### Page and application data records
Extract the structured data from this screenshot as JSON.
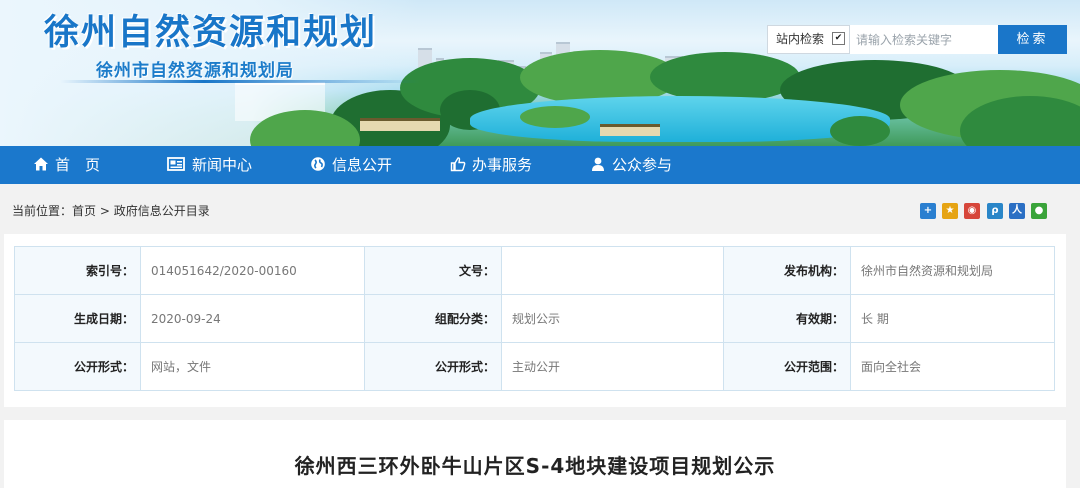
{
  "header": {
    "logo_title": "徐州自然资源和规划",
    "logo_subtitle": "徐州市自然资源和规划局"
  },
  "search": {
    "scope_label": "站内检索",
    "placeholder": "请输入检索关键字",
    "button_label": "检索"
  },
  "nav": {
    "items": [
      {
        "label": "首　页",
        "icon": "home-icon"
      },
      {
        "label": "新闻中心",
        "icon": "newspaper-icon"
      },
      {
        "label": "信息公开",
        "icon": "globe-icon"
      },
      {
        "label": "办事服务",
        "icon": "thumbs-up-icon"
      },
      {
        "label": "公众参与",
        "icon": "user-icon"
      }
    ]
  },
  "breadcrumb": {
    "prefix": "当前位置：",
    "home": "首页",
    "sep": ">",
    "current": "政府信息公开目录"
  },
  "share": {
    "icons": [
      "plus-share-icon",
      "qzone-icon",
      "weibo-icon",
      "tencent-weibo-icon",
      "renren-icon",
      "wechat-icon"
    ],
    "colors": [
      "#2a7fd0",
      "#e6a413",
      "#d7463a",
      "#2a86c8",
      "#2b6fc4",
      "#3aa43a"
    ]
  },
  "info": {
    "rows": [
      [
        {
          "label": "索引号：",
          "value": "014051642/2020-00160"
        },
        {
          "label": "文号：",
          "value": ""
        },
        {
          "label": "发布机构：",
          "value": "徐州市自然资源和规划局"
        }
      ],
      [
        {
          "label": "生成日期：",
          "value": "2020-09-24"
        },
        {
          "label": "组配分类：",
          "value": "规划公示"
        },
        {
          "label": "有效期：",
          "value": "长 期"
        }
      ],
      [
        {
          "label": "公开形式：",
          "value": "网站，文件"
        },
        {
          "label": "公开形式：",
          "value": "主动公开"
        },
        {
          "label": "公开范围：",
          "value": "面向全社会"
        }
      ]
    ]
  },
  "article": {
    "title": "徐州西三环外卧牛山片区S-4地块建设项目规划公示"
  },
  "colors": {
    "brand_blue": "#1b78cc",
    "border": "#cfe2ef"
  }
}
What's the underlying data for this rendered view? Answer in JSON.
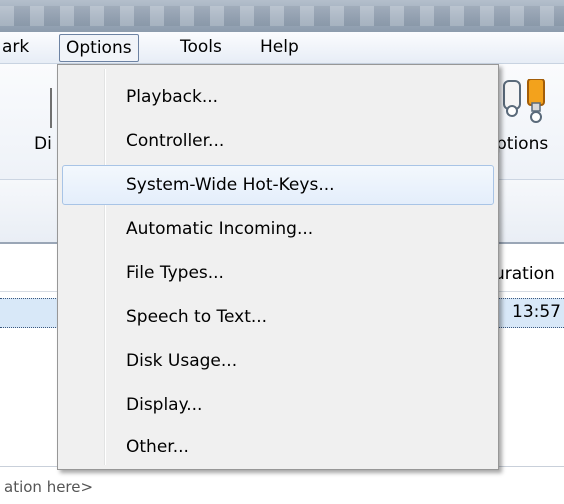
{
  "menubar": {
    "items": [
      {
        "label": "ark"
      },
      {
        "label": "Options"
      },
      {
        "label": "Tools"
      },
      {
        "label": "Help"
      }
    ]
  },
  "toolbar": {
    "left_label": "Di",
    "right_label": "ptions"
  },
  "list": {
    "header_partial": "uration",
    "row_value": "13:57"
  },
  "options_menu": {
    "items": [
      {
        "label": "Playback..."
      },
      {
        "label": "Controller..."
      },
      {
        "label": "System-Wide Hot-Keys...",
        "highlighted": true
      },
      {
        "label": "Automatic Incoming..."
      },
      {
        "label": "File Types..."
      },
      {
        "label": "Speech to Text..."
      },
      {
        "label": "Disk Usage..."
      },
      {
        "label": "Display..."
      },
      {
        "label": "Other..."
      }
    ]
  },
  "footer": {
    "hint": "ation here>"
  },
  "colors": {
    "menu_bg": "#f0f0f0",
    "highlight_border": "#a8c4e6",
    "selected_row": "#d8e8f8"
  }
}
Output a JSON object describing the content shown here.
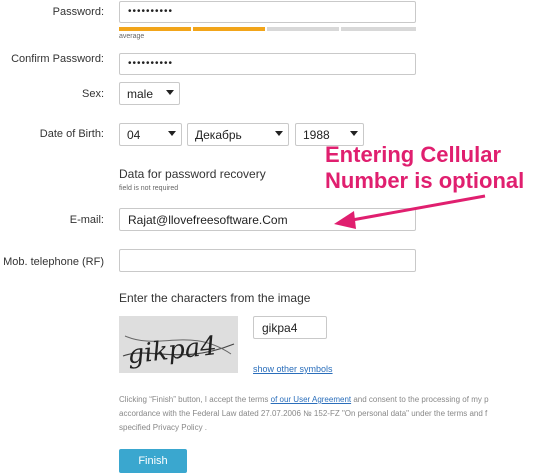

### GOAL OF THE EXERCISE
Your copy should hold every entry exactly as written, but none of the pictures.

### SOLUTION FOR THIS EXERCISE
Extract the structured data from this screenshot as JSON.
{
  "header": {
    "logo_title": "徐州自然资源和规划",
    "logo_subtitle": "徐州市自然资源和规划局"
  },
  "search": {
    "scope_label": "站内检索",
    "placeholder": "请输入检索关键字",
    "button_label": "检索"
  },
  "nav": {
    "items": [
      {
        "label": "首　页",
        "icon": "home-icon"
      },
      {
        "label": "新闻中心",
        "icon": "newspaper-icon"
      },
      {
        "label": "信息公开",
        "icon": "globe-icon"
      },
      {
        "label": "办事服务",
        "icon": "thumbs-up-icon"
      },
      {
        "label": "公众参与",
        "icon": "user-icon"
      }
    ]
  },
  "breadcrumb": {
    "prefix": "当前位置：",
    "home": "首页",
    "sep": ">",
    "current": "政府信息公开目录"
  },
  "share": {
    "icons": [
      "plus-share-icon",
      "qzone-icon",
      "weibo-icon",
      "tencent-weibo-icon",
      "renren-icon",
      "wechat-icon"
    ],
    "colors": [
      "#2a7fd0",
      "#e6a413",
      "#d7463a",
      "#2a86c8",
      "#2b6fc4",
      "#3aa43a"
    ]
  },
  "info": {
    "rows": [
      [
        {
          "label": "索引号：",
          "value": "014051642/2020-00160"
        },
        {
          "label": "文号：",
          "value": ""
        },
        {
          "label": "发布机构：",
          "value": "徐州市自然资源和规划局"
        }
      ],
      [
        {
          "label": "生成日期：",
          "value": "2020-09-24"
        },
        {
          "label": "组配分类：",
          "value": "规划公示"
        },
        {
          "label": "有效期：",
          "value": "长 期"
        }
      ],
      [
        {
          "label": "公开形式：",
          "value": "网站，文件"
        },
        {
          "label": "公开形式：",
          "value": "主动公开"
        },
        {
          "label": "公开范围：",
          "value": "面向全社会"
        }
      ]
    ]
  },
  "article": {
    "title": "徐州西三环外卧牛山片区S-4地块建设项目规划公示"
  },
  "colors": {
    "brand_blue": "#1b78cc",
    "border": "#cfe2ef"
  }
}
What's the underlying data for this rendered view? Answer in JSON.
{
  "menubar": {
    "items": [
      {
        "label": "ark"
      },
      {
        "label": "Options"
      },
      {
        "label": "Tools"
      },
      {
        "label": "Help"
      }
    ]
  },
  "toolbar": {
    "left_label": "Di",
    "right_label": "ptions"
  },
  "list": {
    "header_partial": "uration",
    "row_value": "13:57"
  },
  "options_menu": {
    "items": [
      {
        "label": "Playback..."
      },
      {
        "label": "Controller..."
      },
      {
        "label": "System-Wide Hot-Keys...",
        "highlighted": true
      },
      {
        "label": "Automatic Incoming..."
      },
      {
        "label": "File Types..."
      },
      {
        "label": "Speech to Text..."
      },
      {
        "label": "Disk Usage..."
      },
      {
        "label": "Display..."
      },
      {
        "label": "Other..."
      }
    ]
  },
  "footer": {
    "hint": "ation here>"
  },
  "colors": {
    "menu_bg": "#f0f0f0",
    "highlight_border": "#a8c4e6",
    "selected_row": "#d8e8f8"
  }
}
Output a JSON object describing the content shown here.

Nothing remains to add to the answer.